Beetles are attracted by fragrant or scented flowers and eat pollen, but whilst foraging for their favourite snack they act as pollinators along the way. About 25% of the UK’s beetles act as pollinators. That is around 1000 different species and includes ladybirds and rose chafers.
Which Plants Can I Choose to Encourage Pollinators in my Garden?
There are many garden plants that are great for encouraging pollinators. Many of these have open bowl shaped flowers which are accessible to a wide range of insects.
Lipped flowers like those of sage and the pea families offer a landing platform for bees.
Flat topped flower clusters are great as landing pads where insects can set down like a helicopter would.
If you want to attract a wide range of pollinators to your garden, it is best to have as varied a range of flower shapes as possible. Double flowers which are tightly filled with petals, although stunning to look at, are not great for pollinators because the insects cannot get into the middle. They are also often sterile because the extra petals have been created at the expense of stamens, leaving very little pollen available for reproduction.
Garden Plants For Pollinators

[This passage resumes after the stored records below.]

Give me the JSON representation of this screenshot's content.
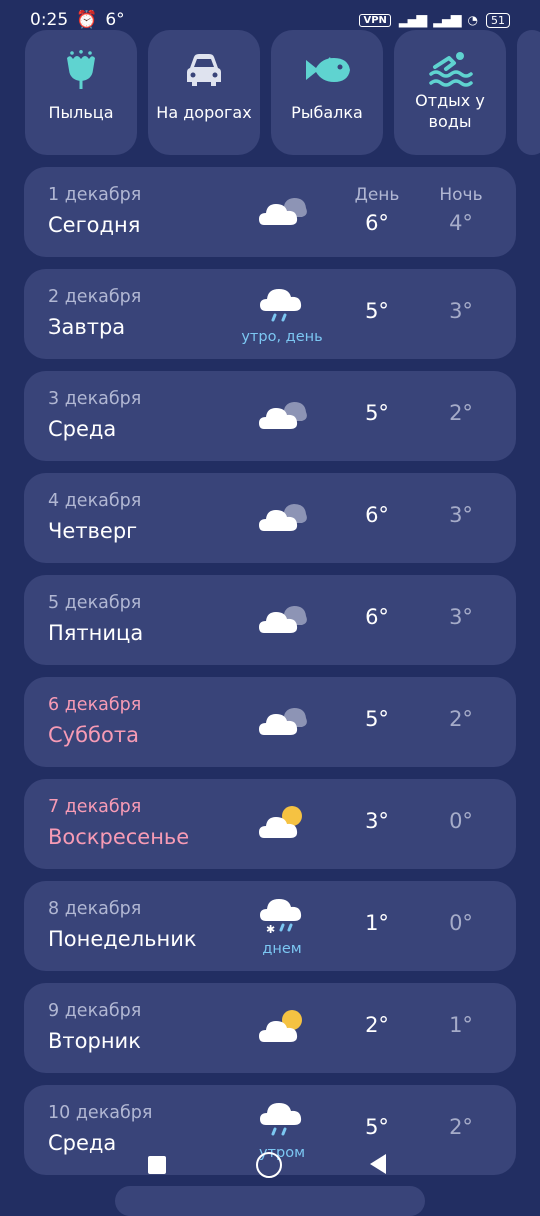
{
  "status_bar": {
    "time": "0:25",
    "temp": "6°",
    "vpn": "VPN",
    "battery": "51"
  },
  "tiles": [
    {
      "label": "Пыльца",
      "icon": "flower-icon"
    },
    {
      "label": "На дорогах",
      "icon": "car-icon"
    },
    {
      "label": "Рыбалка",
      "icon": "fish-icon"
    },
    {
      "label": "Отдых у воды",
      "icon": "swimming-icon"
    }
  ],
  "headers": {
    "day": "День",
    "night": "Ночь"
  },
  "days": [
    {
      "date": "1 декабря",
      "name": "Сегодня",
      "icon": "cloudy-icon",
      "precip": "",
      "day_temp": "6°",
      "night_temp": "4°",
      "weekend": false
    },
    {
      "date": "2 декабря",
      "name": "Завтра",
      "icon": "rain-icon",
      "precip": "утро, день",
      "day_temp": "5°",
      "night_temp": "3°",
      "weekend": false
    },
    {
      "date": "3 декабря",
      "name": "Среда",
      "icon": "cloudy-icon",
      "precip": "",
      "day_temp": "5°",
      "night_temp": "2°",
      "weekend": false
    },
    {
      "date": "4 декабря",
      "name": "Четверг",
      "icon": "cloudy-icon",
      "precip": "",
      "day_temp": "6°",
      "night_temp": "3°",
      "weekend": false
    },
    {
      "date": "5 декабря",
      "name": "Пятница",
      "icon": "cloudy-icon",
      "precip": "",
      "day_temp": "6°",
      "night_temp": "3°",
      "weekend": false
    },
    {
      "date": "6 декабря",
      "name": "Суббота",
      "icon": "cloudy-icon",
      "precip": "",
      "day_temp": "5°",
      "night_temp": "2°",
      "weekend": true
    },
    {
      "date": "7 декабря",
      "name": "Воскресенье",
      "icon": "partly-sunny-icon",
      "precip": "",
      "day_temp": "3°",
      "night_temp": "0°",
      "weekend": true
    },
    {
      "date": "8 декабря",
      "name": "Понедельник",
      "icon": "snow-rain-icon",
      "precip": "днем",
      "day_temp": "1°",
      "night_temp": "0°",
      "weekend": false
    },
    {
      "date": "9 декабря",
      "name": "Вторник",
      "icon": "partly-sunny-icon",
      "precip": "",
      "day_temp": "2°",
      "night_temp": "1°",
      "weekend": false
    },
    {
      "date": "10 декабря",
      "name": "Среда",
      "icon": "rain-icon",
      "precip": "утром",
      "day_temp": "5°",
      "night_temp": "2°",
      "weekend": false
    }
  ],
  "colors": {
    "background": "#222e62",
    "card": "#394479",
    "accent_teal": "#5fd3d0",
    "weekend": "#f79bb5",
    "precip": "#7cc7f2",
    "sun": "#f5c242"
  }
}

The following is a list of plants commonly available at garden centres in the UK. This list is only a small selection of what is available and bear in mind that some plants may only be available at certain times of the year. The best time to purchase trees for example is from autumn to spring, and for perennials the best range will be available just before or when they are flowering.
Herbs: Sage, Thyme, Oregano, Marjoram, Rosemary, Mint (most perennial herbs are great for pollinators if they are allowed to flower)
Annuals/Biennials: Foxgloves, Cosmos, Lunaria, Borage, Calendula, Cerinthe, Sunflowers, Poppies, Phacelia
Perennials: Salvia, Dahlia, Scabious, Nepeta, Achillea, Verbena, Echinacea, Coreopsis, Helleborus, Pulmonaria, Agastache, Alcea, Comfrey, Centaurea, Erigeron, Geranium (perennial varieties), Sedum, Knautia, Lychnis, Penstemon, Perovskia, Phlomis, Stachys
Shrubs: Lavender, Lavatera, Hebe, Ceanothus, Heathers, Mahonia, Currants, Roses (but not tightly double flowered varieties), Eleagnus, Hedera (Ivy)
Trees: Crataegus, Malus, Prunus, Tilia (Lime), Viburnum lantana (Wayfaring Tree), Arbutus unedo, Sorbaria, Sorbus (Rowan)